Ashleigh White, from Barnsley, and her son, Noah.
Ashleigh White’s son Noah became seriously ill with neonatal herpes after being infected with HSV-1, the highly contagious “herpes simplex virus” that causes cold sores in adults. It is sometimes known as the “kiss of death” because of the way it is passed on.
HSV-1 in babies is rare and can be prevented, but if kissed by a person who has a cold sore, a young baby can become seriously ill with the virus, as their immune system has not fully developed to fight it off.
Noah at four weeks old
Noah was just four weeks old when Ashleigh, who’s from Barnsley, noticed he was starting to display the symptoms of neonatal herpes.

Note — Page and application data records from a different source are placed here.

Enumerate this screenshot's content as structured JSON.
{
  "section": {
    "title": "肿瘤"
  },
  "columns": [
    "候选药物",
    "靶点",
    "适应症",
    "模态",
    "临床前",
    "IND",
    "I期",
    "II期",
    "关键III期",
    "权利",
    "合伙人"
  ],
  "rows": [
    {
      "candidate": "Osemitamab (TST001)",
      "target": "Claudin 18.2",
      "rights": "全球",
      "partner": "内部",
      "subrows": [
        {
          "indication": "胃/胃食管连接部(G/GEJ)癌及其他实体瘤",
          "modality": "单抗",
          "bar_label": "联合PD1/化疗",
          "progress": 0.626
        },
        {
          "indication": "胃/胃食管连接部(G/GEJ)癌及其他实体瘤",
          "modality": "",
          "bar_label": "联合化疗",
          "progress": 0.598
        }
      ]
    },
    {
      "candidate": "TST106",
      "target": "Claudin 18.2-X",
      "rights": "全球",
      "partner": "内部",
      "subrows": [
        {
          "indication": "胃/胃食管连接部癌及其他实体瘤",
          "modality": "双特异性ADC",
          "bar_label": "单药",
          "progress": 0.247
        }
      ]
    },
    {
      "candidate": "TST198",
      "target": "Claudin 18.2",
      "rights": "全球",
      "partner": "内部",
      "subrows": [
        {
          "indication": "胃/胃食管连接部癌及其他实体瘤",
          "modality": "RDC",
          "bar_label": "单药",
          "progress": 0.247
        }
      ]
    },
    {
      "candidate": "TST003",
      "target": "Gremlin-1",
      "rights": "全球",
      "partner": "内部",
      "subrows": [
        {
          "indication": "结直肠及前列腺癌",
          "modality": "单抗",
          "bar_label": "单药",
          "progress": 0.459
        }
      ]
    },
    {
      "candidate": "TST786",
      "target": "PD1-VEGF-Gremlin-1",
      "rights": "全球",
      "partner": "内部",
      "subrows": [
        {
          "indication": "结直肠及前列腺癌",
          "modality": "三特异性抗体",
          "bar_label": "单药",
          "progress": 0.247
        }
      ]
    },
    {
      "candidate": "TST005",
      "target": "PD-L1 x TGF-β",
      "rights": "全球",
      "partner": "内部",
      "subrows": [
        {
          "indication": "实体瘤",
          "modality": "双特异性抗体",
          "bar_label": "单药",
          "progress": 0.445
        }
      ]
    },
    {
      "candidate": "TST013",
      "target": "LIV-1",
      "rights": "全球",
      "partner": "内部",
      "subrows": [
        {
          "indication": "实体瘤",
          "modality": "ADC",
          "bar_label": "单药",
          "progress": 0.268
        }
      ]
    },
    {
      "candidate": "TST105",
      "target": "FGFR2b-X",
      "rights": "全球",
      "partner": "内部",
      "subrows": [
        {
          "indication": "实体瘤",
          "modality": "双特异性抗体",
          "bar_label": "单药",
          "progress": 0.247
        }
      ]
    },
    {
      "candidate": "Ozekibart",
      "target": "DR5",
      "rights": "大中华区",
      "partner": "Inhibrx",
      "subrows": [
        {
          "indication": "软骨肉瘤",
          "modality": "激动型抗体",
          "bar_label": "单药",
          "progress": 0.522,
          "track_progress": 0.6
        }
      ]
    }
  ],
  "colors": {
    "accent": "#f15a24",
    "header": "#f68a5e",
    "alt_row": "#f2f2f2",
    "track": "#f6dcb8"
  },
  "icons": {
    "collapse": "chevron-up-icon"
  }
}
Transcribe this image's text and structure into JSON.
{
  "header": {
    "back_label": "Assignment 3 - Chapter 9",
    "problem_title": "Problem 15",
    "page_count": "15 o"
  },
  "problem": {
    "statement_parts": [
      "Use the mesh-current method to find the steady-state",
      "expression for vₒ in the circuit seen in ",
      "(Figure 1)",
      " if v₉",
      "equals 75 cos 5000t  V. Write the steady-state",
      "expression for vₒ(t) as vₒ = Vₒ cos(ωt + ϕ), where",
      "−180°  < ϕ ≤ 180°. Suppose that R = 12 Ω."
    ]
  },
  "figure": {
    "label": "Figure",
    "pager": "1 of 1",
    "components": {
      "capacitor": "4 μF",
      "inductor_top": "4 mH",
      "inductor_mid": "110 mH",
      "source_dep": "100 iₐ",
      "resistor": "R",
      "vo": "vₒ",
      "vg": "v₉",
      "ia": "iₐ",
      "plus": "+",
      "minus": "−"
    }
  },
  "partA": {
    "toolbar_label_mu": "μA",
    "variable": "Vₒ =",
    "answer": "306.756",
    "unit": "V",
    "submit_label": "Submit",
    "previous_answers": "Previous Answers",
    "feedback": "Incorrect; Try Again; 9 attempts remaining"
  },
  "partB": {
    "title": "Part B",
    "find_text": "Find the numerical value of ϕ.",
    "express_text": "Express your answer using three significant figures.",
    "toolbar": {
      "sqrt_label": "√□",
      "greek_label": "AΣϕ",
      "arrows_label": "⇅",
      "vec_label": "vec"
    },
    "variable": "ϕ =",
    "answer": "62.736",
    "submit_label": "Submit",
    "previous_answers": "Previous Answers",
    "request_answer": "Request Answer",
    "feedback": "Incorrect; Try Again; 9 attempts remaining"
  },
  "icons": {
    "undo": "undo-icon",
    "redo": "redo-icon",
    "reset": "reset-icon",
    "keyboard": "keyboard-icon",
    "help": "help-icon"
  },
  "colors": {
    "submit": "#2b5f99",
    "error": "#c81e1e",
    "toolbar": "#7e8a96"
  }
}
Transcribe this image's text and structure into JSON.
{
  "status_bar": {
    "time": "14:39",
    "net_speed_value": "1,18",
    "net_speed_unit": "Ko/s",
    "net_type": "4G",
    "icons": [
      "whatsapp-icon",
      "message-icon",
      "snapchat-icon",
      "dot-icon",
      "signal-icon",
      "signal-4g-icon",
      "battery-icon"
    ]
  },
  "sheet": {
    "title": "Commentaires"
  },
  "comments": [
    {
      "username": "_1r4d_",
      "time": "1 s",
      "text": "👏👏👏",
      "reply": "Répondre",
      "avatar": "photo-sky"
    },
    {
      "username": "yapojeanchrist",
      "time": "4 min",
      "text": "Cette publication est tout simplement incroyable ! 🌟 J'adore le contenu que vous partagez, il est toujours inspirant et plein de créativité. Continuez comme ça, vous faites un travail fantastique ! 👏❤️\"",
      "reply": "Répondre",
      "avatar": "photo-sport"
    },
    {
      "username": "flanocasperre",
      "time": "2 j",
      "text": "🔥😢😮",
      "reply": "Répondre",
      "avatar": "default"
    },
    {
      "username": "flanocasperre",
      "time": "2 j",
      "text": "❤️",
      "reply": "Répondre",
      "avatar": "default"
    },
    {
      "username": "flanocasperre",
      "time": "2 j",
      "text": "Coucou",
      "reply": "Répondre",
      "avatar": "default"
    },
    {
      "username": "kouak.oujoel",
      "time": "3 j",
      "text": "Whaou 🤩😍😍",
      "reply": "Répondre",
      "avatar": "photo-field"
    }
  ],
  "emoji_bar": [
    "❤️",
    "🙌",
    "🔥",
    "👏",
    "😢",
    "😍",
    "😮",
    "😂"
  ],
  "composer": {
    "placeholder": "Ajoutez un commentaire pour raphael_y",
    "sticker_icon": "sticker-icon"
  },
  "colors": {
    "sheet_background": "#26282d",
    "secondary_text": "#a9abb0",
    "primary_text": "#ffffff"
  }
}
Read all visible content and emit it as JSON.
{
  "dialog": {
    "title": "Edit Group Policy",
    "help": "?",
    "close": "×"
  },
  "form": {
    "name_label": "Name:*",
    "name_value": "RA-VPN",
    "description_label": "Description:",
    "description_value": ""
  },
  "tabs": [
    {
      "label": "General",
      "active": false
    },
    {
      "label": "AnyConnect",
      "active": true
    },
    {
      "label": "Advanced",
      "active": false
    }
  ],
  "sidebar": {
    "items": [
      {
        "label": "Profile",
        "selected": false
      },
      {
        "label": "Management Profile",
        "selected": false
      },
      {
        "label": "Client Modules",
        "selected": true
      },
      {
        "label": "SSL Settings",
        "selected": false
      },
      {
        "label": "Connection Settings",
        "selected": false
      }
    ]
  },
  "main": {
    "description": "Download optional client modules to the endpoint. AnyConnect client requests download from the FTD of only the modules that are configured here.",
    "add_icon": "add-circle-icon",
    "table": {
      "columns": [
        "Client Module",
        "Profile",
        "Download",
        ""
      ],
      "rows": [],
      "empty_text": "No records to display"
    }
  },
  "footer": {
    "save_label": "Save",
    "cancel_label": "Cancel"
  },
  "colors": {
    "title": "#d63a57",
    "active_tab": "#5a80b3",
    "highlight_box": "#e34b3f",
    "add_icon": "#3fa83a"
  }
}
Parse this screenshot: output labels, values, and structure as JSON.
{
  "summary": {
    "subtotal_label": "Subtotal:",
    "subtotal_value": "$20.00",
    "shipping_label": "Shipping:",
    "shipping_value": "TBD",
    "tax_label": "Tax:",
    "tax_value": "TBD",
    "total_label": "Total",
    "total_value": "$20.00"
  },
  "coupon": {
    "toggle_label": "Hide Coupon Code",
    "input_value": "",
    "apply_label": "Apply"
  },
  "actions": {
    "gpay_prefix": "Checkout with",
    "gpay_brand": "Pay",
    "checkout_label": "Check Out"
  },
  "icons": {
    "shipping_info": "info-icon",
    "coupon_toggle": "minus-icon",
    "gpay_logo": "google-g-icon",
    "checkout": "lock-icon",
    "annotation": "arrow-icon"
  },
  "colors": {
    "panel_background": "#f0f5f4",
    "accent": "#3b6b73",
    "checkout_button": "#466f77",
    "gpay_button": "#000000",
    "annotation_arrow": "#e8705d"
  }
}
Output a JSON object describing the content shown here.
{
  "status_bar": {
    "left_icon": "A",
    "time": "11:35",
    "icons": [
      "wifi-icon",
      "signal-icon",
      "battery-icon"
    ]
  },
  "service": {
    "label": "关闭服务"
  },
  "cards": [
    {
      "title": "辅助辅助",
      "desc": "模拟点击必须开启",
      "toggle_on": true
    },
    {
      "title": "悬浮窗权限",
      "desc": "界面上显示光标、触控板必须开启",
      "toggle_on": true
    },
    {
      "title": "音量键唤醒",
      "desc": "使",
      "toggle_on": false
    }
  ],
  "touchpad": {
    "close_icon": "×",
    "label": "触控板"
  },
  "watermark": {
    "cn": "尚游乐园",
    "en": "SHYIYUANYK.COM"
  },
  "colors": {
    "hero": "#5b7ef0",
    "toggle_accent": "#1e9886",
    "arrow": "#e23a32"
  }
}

“His eye started to get a bit swollen and crusty, and a few days later blisters appeared, so we took him to the doctors and we were referred straight to hospital,” Ashleigh told BBC Radio 5 Live Breakfast.
At first the doctors did not diagnose Noah with neonatal herpes, but Ashleigh had seen a post on Facebook from someone raising awareness of HSV-1, and persisted in telling the doctors that Noah had the virus.
“He did become very ill,” she said. “I did manage to catch it in time before it did go systemic and start shutting down all his vital organs. It was around his eye and there were fears of him going blind.”
Noah with the HSV-1 virus around his eye
Neonatal herpes is a rare condition, and according to the World Health Organisation, it occurs in an estimated 10 out of every 100,000 births globally, but can lead to lasting neurologic disability or death. The virus is common among adults.
Dr Liz Bragg, a paediatrician at Cardiff and Vale University Health Board, told 5 Live Breakfast: “Once you’ve got [the virus] you’ve got it forever. Between 50 and 90% of people in the world have had it and have got it living inside them. It’s not infectious unless you’ve got an outbreak.”
She also had advice for parents of newborn babies on how to avoid infection: “In the first month of life, you really do not want to be going to crowded places – you don’t want to be handing the baby around because their immune system is less good at fighting off infection.”
Once he was diagnosed, Noah was sent to Sheffield Children’s Hospital and was given regular antiviral drugs for two weeks. He was then put on preventative antiviral drugs for another six months.
“All in all, the total time he spent in hospital was around two and half months,” said Ashleigh.
Noah is out of hospital but is still has to take antiviral drugs until March next year
Ashleigh posted Noah’s story on Facebook and it was shared more than 10,000 times.
“I’ve had a lot of messages from other parents thanking me for trying to raise awareness of how dangerous it actually is.”
For more information on neonatal herpes, visit the NHS website here